TO DO | Without any alteration, retype the records that appear below.

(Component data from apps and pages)
....................

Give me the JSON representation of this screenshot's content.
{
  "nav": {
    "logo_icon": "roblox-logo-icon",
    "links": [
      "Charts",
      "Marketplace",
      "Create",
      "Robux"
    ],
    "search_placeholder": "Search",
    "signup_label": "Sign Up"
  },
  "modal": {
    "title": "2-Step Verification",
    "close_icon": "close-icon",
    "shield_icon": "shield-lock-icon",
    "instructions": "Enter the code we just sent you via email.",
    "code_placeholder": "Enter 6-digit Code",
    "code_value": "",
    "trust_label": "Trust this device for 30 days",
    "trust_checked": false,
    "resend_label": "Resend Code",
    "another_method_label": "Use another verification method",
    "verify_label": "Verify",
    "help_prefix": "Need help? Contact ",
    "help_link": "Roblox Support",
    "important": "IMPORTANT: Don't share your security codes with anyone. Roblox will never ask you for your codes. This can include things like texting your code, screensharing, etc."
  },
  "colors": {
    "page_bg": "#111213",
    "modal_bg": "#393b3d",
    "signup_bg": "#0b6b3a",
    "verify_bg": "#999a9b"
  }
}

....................

WRITTEN RESPONSE |
Give me the JSON representation of this screenshot's content.
{
  "nav": {
    "logo_icon": "roblox-logo-icon",
    "links": [
      "Charts",
      "Marketplace",
      "Create",
      "Robux"
    ],
    "search_placeholder": "Search",
    "signup_label": "Sign Up"
  },
  "modal": {
    "title": "2-Step Verification",
    "close_icon": "close-icon",
    "shield_icon": "shield-lock-icon",
    "instructions": "Enter the code we just sent you via email.",
    "code_placeholder": "Enter 6-digit Code",
    "code_value": "",
    "trust_label": "Trust this device for 30 days",
    "trust_checked": false,
    "resend_label": "Resend Code",
    "another_method_label": "Use another verification method",
    "verify_label": "Verify",
    "help_prefix": "Need help? Contact ",
    "help_link": "Roblox Support",
    "important": "IMPORTANT: Don't share your security codes with anyone. Roblox will never ask you for your codes. This can include things like texting your code, screensharing, etc."
  },
  "colors": {
    "page_bg": "#111213",
    "modal_bg": "#393b3d",
    "signup_bg": "#0b6b3a",
    "verify_bg": "#999a9b"
  }
}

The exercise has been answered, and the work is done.